# [TASK DIRECTIONS]
Show each line of the data below in which "time" occurs.

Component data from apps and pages
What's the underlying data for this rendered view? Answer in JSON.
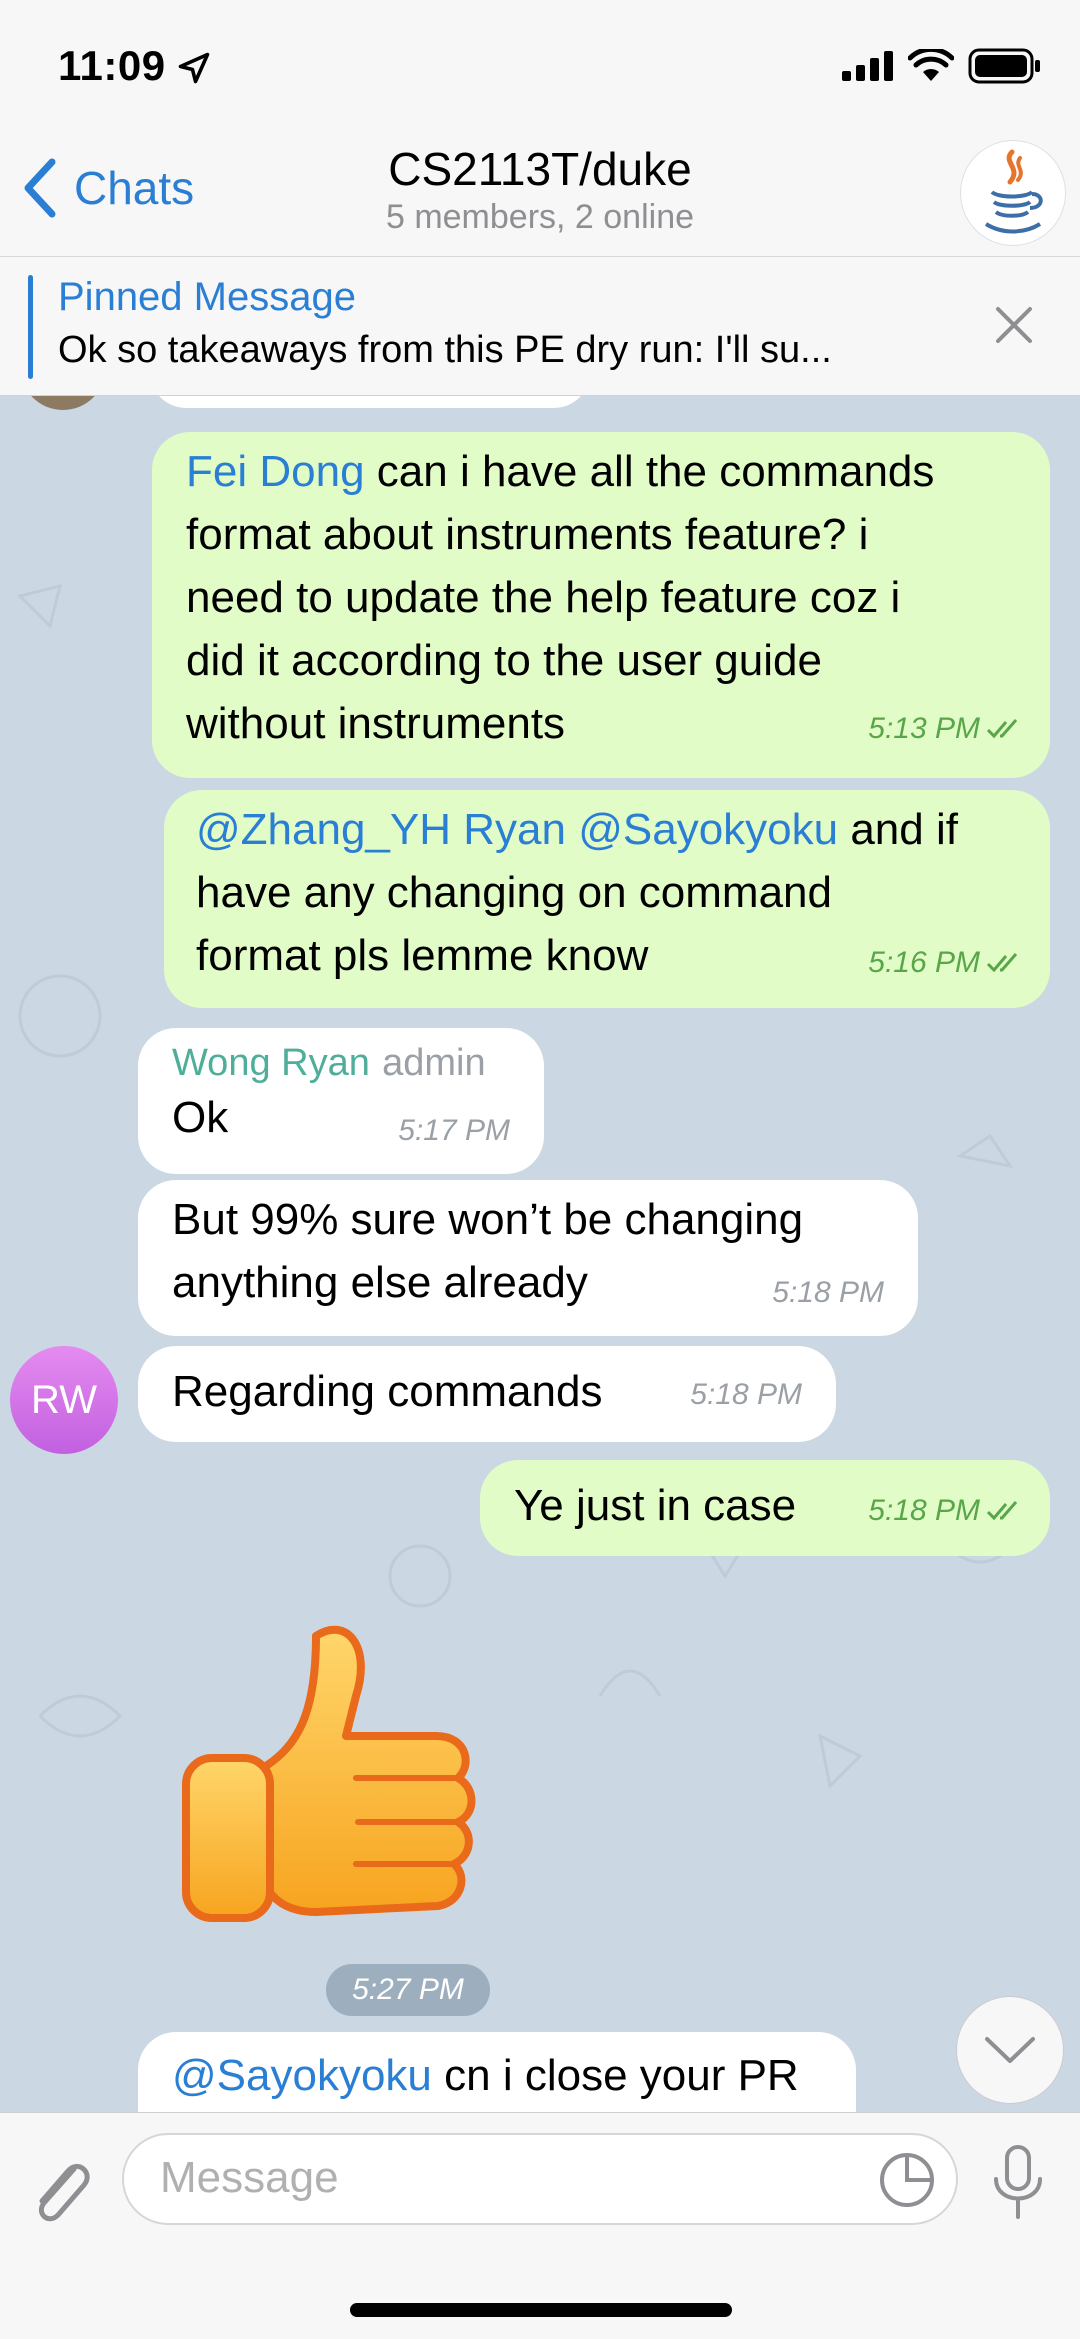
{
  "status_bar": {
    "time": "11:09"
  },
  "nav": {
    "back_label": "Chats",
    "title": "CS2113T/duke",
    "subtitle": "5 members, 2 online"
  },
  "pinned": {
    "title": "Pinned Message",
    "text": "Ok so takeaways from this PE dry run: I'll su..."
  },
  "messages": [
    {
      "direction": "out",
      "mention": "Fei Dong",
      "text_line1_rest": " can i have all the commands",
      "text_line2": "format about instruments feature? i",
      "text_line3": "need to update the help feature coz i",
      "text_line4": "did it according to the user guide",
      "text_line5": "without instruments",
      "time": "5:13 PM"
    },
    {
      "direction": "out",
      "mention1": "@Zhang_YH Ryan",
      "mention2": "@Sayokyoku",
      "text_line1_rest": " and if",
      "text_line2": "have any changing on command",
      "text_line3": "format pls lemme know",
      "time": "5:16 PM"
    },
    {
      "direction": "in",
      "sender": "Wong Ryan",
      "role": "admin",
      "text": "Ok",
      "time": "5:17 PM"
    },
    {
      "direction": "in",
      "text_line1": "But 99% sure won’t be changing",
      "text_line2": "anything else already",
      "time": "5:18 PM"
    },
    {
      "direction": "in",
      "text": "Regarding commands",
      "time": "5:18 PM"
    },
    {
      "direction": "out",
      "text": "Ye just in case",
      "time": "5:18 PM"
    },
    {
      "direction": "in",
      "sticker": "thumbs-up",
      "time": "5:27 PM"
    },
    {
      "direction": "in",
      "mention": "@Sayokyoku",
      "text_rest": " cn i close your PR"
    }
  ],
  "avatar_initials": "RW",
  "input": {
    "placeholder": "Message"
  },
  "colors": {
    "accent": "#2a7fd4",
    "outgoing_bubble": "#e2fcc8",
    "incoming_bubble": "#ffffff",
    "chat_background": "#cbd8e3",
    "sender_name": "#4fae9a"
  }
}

# [SOLUTION FOR THIS EXERCISE]
    "time": "11:09"
      "time": "5:13 PM"
      "time": "5:16 PM"
      "time": "5:17 PM"
      "time": "5:18 PM"
      "time": "5:18 PM"
      "time": "5:18 PM"
      "time": "5:27 PM"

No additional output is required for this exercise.